[Stored items from a collection]
::::
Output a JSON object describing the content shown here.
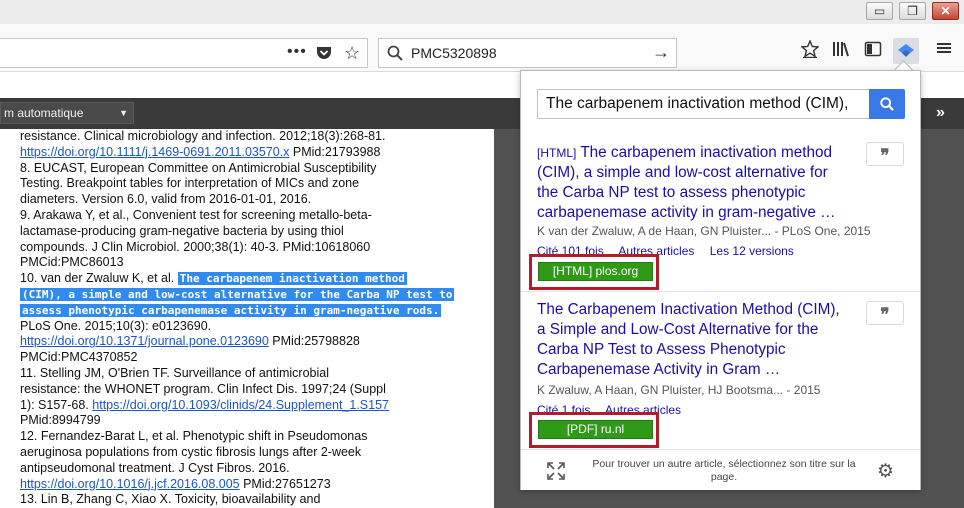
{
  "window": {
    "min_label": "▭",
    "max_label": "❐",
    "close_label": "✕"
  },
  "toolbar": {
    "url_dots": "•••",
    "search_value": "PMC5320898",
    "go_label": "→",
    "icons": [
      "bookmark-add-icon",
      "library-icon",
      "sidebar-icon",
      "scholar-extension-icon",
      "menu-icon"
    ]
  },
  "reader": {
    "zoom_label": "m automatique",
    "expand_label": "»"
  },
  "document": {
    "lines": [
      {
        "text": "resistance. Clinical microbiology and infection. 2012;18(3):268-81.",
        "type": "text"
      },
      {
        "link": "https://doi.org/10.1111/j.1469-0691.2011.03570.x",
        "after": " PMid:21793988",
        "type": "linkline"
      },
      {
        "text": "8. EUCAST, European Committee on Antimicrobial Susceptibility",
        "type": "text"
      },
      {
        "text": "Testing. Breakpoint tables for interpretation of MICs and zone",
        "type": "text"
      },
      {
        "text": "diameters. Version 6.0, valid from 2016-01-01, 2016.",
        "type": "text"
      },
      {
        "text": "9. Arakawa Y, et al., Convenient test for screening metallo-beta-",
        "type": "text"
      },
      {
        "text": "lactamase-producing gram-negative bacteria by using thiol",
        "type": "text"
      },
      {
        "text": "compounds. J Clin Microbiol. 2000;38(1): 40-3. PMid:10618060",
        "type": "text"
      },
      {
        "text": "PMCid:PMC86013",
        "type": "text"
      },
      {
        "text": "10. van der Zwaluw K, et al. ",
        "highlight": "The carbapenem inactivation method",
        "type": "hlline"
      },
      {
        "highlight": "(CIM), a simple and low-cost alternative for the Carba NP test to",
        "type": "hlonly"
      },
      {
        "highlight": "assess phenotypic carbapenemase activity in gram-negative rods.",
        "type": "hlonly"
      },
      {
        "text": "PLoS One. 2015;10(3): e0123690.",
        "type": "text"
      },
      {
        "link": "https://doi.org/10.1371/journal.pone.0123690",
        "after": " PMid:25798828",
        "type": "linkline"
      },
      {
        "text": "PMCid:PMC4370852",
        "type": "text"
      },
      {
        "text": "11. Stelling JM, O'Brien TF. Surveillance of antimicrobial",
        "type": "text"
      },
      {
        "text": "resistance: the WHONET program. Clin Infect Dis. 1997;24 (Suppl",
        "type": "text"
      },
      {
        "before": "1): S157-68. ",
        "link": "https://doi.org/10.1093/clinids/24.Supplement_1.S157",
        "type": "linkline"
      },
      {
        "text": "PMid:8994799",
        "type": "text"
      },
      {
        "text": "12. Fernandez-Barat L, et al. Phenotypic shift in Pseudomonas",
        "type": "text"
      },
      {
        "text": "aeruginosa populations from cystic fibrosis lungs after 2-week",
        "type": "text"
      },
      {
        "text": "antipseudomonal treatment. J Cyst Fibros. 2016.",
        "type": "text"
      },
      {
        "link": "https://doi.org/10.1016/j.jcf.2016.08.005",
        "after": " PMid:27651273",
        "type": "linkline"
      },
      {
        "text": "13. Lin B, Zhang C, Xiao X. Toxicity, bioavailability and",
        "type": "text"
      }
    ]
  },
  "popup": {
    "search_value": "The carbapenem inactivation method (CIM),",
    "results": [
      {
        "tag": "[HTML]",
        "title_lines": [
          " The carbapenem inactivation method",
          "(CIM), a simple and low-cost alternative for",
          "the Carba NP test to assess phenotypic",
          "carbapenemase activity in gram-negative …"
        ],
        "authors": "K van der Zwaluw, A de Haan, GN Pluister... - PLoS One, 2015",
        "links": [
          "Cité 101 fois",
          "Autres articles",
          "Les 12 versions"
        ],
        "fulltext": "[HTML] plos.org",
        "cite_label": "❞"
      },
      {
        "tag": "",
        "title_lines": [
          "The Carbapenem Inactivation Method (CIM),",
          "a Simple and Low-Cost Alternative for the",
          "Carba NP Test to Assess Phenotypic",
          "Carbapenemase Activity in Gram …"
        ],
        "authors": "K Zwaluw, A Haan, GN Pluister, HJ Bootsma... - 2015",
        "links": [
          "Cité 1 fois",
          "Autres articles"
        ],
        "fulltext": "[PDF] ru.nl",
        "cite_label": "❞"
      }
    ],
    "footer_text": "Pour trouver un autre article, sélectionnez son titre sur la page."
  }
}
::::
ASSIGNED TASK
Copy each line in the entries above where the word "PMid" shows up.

ANSWER SPACE
        "after": " PMid:21793988",
        "text": "compounds. J Clin Microbiol. 2000;38(1): 40-3. PMid:10618060",
        "after": " PMid:25798828",
        "text": "PMid:8994799",
        "after": " PMid:27651273",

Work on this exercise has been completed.